(Records drawn from a dataset)
_____
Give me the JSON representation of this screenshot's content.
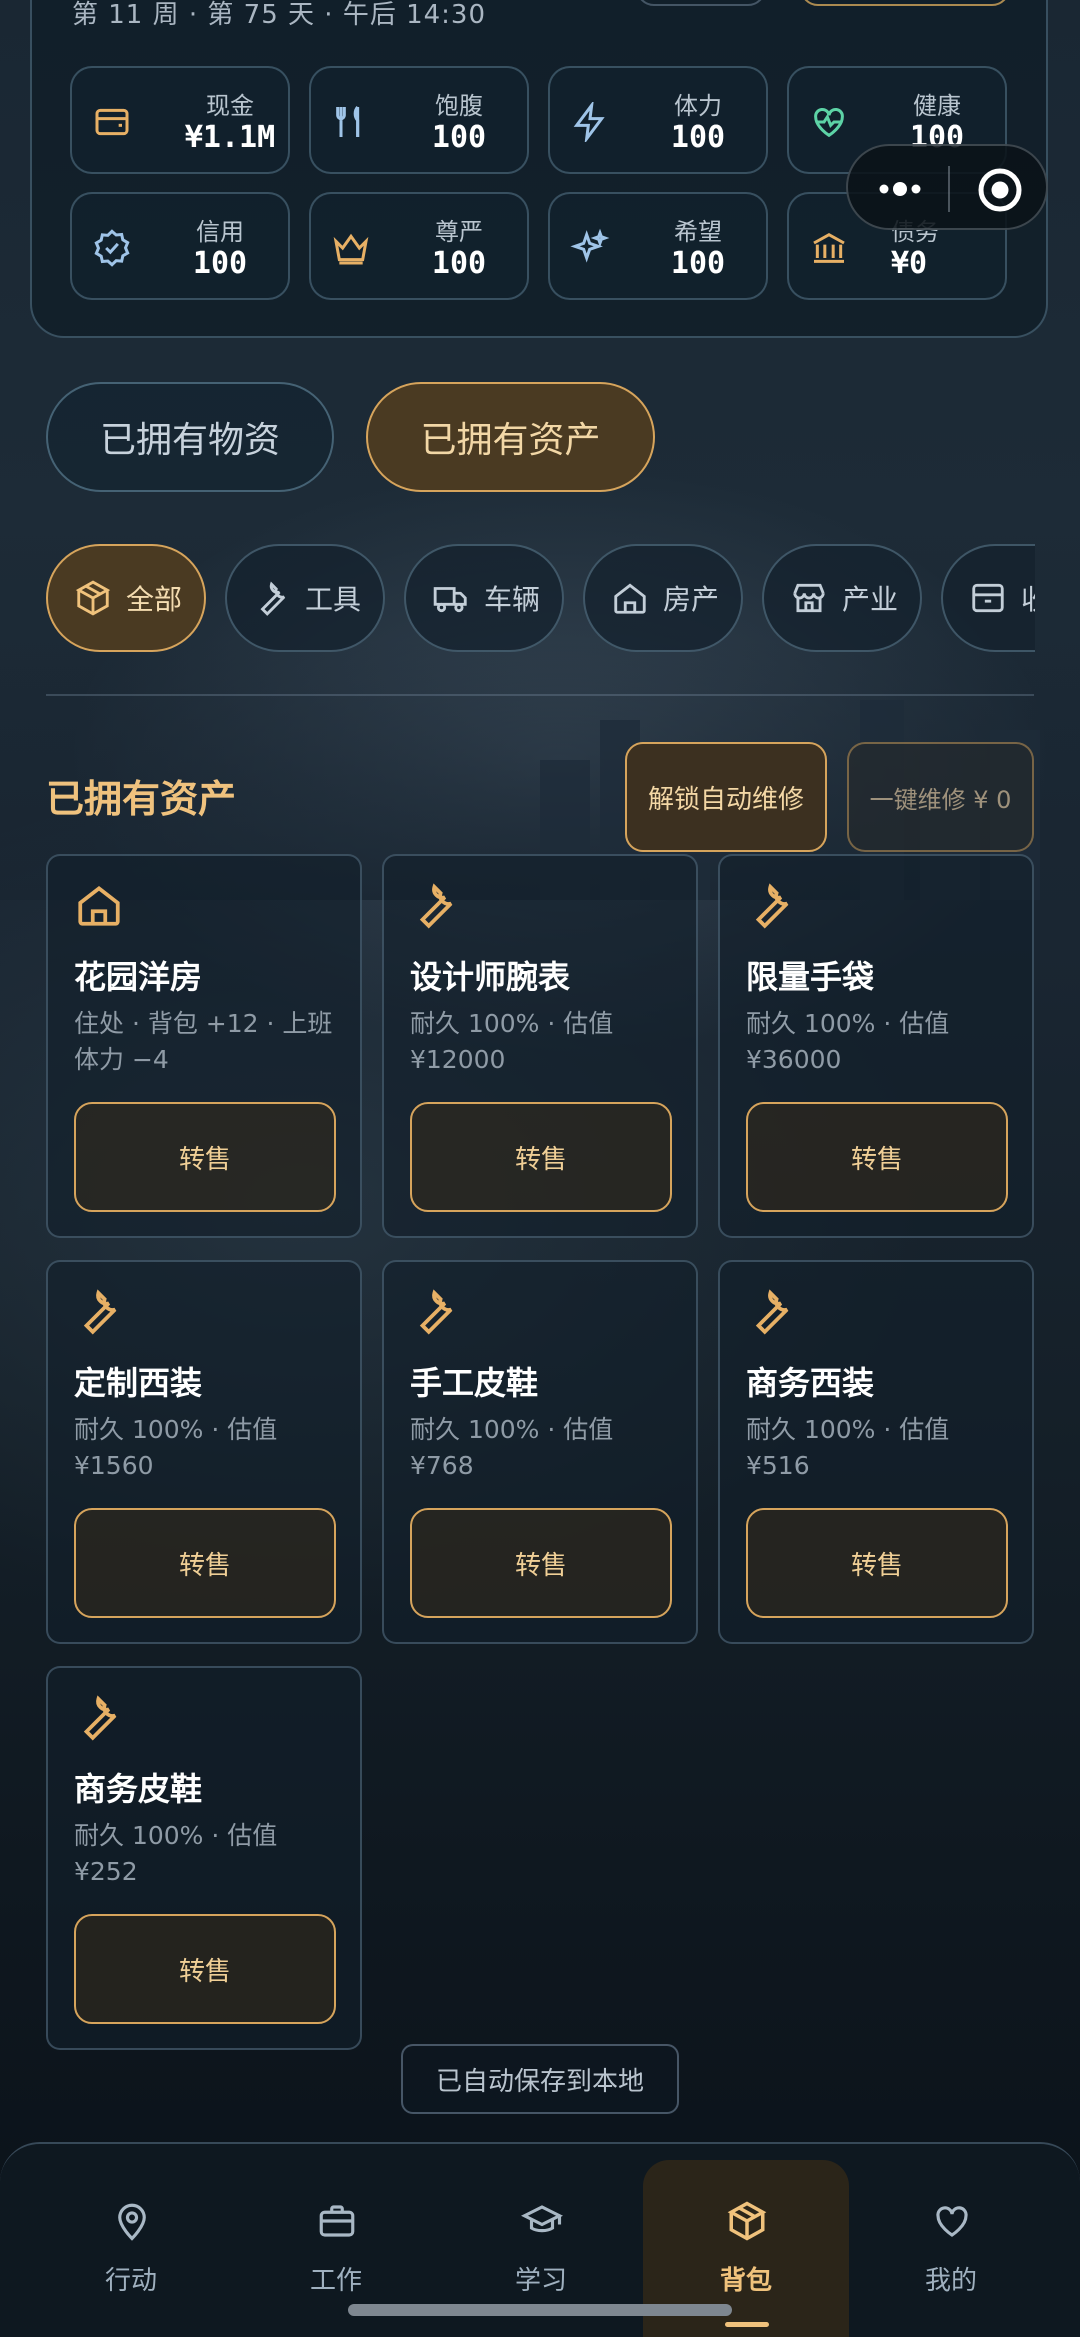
{
  "header": {
    "subtitle": "第 11 周 · 第 75 天 · 午后 14:30"
  },
  "stats": [
    {
      "label": "现金",
      "value": "¥1.1M",
      "icon": "wallet-icon"
    },
    {
      "label": "饱腹",
      "value": "100",
      "icon": "utensils-icon"
    },
    {
      "label": "体力",
      "value": "100",
      "icon": "bolt-icon"
    },
    {
      "label": "健康",
      "value": "100",
      "icon": "heart-pulse-icon"
    },
    {
      "label": "信用",
      "value": "100",
      "icon": "badge-check-icon"
    },
    {
      "label": "尊严",
      "value": "100",
      "icon": "crown-icon"
    },
    {
      "label": "希望",
      "value": "100",
      "icon": "sparkles-icon"
    },
    {
      "label": "债务",
      "value": "¥0",
      "icon": "bank-icon"
    }
  ],
  "main_tabs": [
    {
      "label": "已拥有物资"
    },
    {
      "label": "已拥有资产"
    }
  ],
  "categories": [
    {
      "label": "全部",
      "icon": "box-icon"
    },
    {
      "label": "工具",
      "icon": "wrench-icon"
    },
    {
      "label": "车辆",
      "icon": "truck-icon"
    },
    {
      "label": "房产",
      "icon": "house-icon"
    },
    {
      "label": "产业",
      "icon": "store-icon"
    },
    {
      "label": "收",
      "icon": "archive-icon"
    }
  ],
  "section": {
    "title": "已拥有资产",
    "unlock_label": "解锁自动维修",
    "repair_label": "一键维修 ¥ 0"
  },
  "assets": [
    {
      "name": "花园洋房",
      "desc": "住处 · 背包 +12 · 上班体力 −4",
      "sell": "转售",
      "icon": "house-icon"
    },
    {
      "name": "设计师腕表",
      "desc": "耐久 100% · 估值 ¥12000",
      "sell": "转售",
      "icon": "wrench-icon"
    },
    {
      "name": "限量手袋",
      "desc": "耐久 100% · 估值 ¥36000",
      "sell": "转售",
      "icon": "wrench-icon"
    },
    {
      "name": "定制西装",
      "desc": "耐久 100% · 估值 ¥1560",
      "sell": "转售",
      "icon": "wrench-icon"
    },
    {
      "name": "手工皮鞋",
      "desc": "耐久 100% · 估值 ¥768",
      "sell": "转售",
      "icon": "wrench-icon"
    },
    {
      "name": "商务西装",
      "desc": "耐久 100% · 估值 ¥516",
      "sell": "转售",
      "icon": "wrench-icon"
    },
    {
      "name": "商务皮鞋",
      "desc": "耐久 100% · 估值 ¥252",
      "sell": "转售",
      "icon": "wrench-icon"
    }
  ],
  "saved_label": "已自动保存到本地",
  "nav": [
    {
      "label": "行动",
      "icon": "map-pin-icon"
    },
    {
      "label": "工作",
      "icon": "briefcase-icon"
    },
    {
      "label": "学习",
      "icon": "graduation-cap-icon"
    },
    {
      "label": "背包",
      "icon": "box-icon"
    },
    {
      "label": "我的",
      "icon": "heart-icon"
    }
  ],
  "colors": {
    "accent": "#d6a45c",
    "accent_text": "#efc27e",
    "background": "#0d1620"
  }
}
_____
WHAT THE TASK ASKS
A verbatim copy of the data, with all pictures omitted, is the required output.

RESULT OF THIS EXERCISE
Give me the JSON representation of this screenshot's content.
{
  "header": {
    "subtitle": "第 11 周 · 第 75 天 · 午后 14:30"
  },
  "stats": [
    {
      "label": "现金",
      "value": "¥1.1M",
      "icon": "wallet-icon"
    },
    {
      "label": "饱腹",
      "value": "100",
      "icon": "utensils-icon"
    },
    {
      "label": "体力",
      "value": "100",
      "icon": "bolt-icon"
    },
    {
      "label": "健康",
      "value": "100",
      "icon": "heart-pulse-icon"
    },
    {
      "label": "信用",
      "value": "100",
      "icon": "badge-check-icon"
    },
    {
      "label": "尊严",
      "value": "100",
      "icon": "crown-icon"
    },
    {
      "label": "希望",
      "value": "100",
      "icon": "sparkles-icon"
    },
    {
      "label": "债务",
      "value": "¥0",
      "icon": "bank-icon"
    }
  ],
  "main_tabs": [
    {
      "label": "已拥有物资"
    },
    {
      "label": "已拥有资产"
    }
  ],
  "categories": [
    {
      "label": "全部",
      "icon": "box-icon"
    },
    {
      "label": "工具",
      "icon": "wrench-icon"
    },
    {
      "label": "车辆",
      "icon": "truck-icon"
    },
    {
      "label": "房产",
      "icon": "house-icon"
    },
    {
      "label": "产业",
      "icon": "store-icon"
    },
    {
      "label": "收",
      "icon": "archive-icon"
    }
  ],
  "section": {
    "title": "已拥有资产",
    "unlock_label": "解锁自动维修",
    "repair_label": "一键维修 ¥ 0"
  },
  "assets": [
    {
      "name": "花园洋房",
      "desc": "住处 · 背包 +12 · 上班体力 −4",
      "sell": "转售",
      "icon": "house-icon"
    },
    {
      "name": "设计师腕表",
      "desc": "耐久 100% · 估值 ¥12000",
      "sell": "转售",
      "icon": "wrench-icon"
    },
    {
      "name": "限量手袋",
      "desc": "耐久 100% · 估值 ¥36000",
      "sell": "转售",
      "icon": "wrench-icon"
    },
    {
      "name": "定制西装",
      "desc": "耐久 100% · 估值 ¥1560",
      "sell": "转售",
      "icon": "wrench-icon"
    },
    {
      "name": "手工皮鞋",
      "desc": "耐久 100% · 估值 ¥768",
      "sell": "转售",
      "icon": "wrench-icon"
    },
    {
      "name": "商务西装",
      "desc": "耐久 100% · 估值 ¥516",
      "sell": "转售",
      "icon": "wrench-icon"
    },
    {
      "name": "商务皮鞋",
      "desc": "耐久 100% · 估值 ¥252",
      "sell": "转售",
      "icon": "wrench-icon"
    }
  ],
  "saved_label": "已自动保存到本地",
  "nav": [
    {
      "label": "行动",
      "icon": "map-pin-icon"
    },
    {
      "label": "工作",
      "icon": "briefcase-icon"
    },
    {
      "label": "学习",
      "icon": "graduation-cap-icon"
    },
    {
      "label": "背包",
      "icon": "box-icon"
    },
    {
      "label": "我的",
      "icon": "heart-icon"
    }
  ],
  "colors": {
    "accent": "#d6a45c",
    "accent_text": "#efc27e",
    "background": "#0d1620"
  }
}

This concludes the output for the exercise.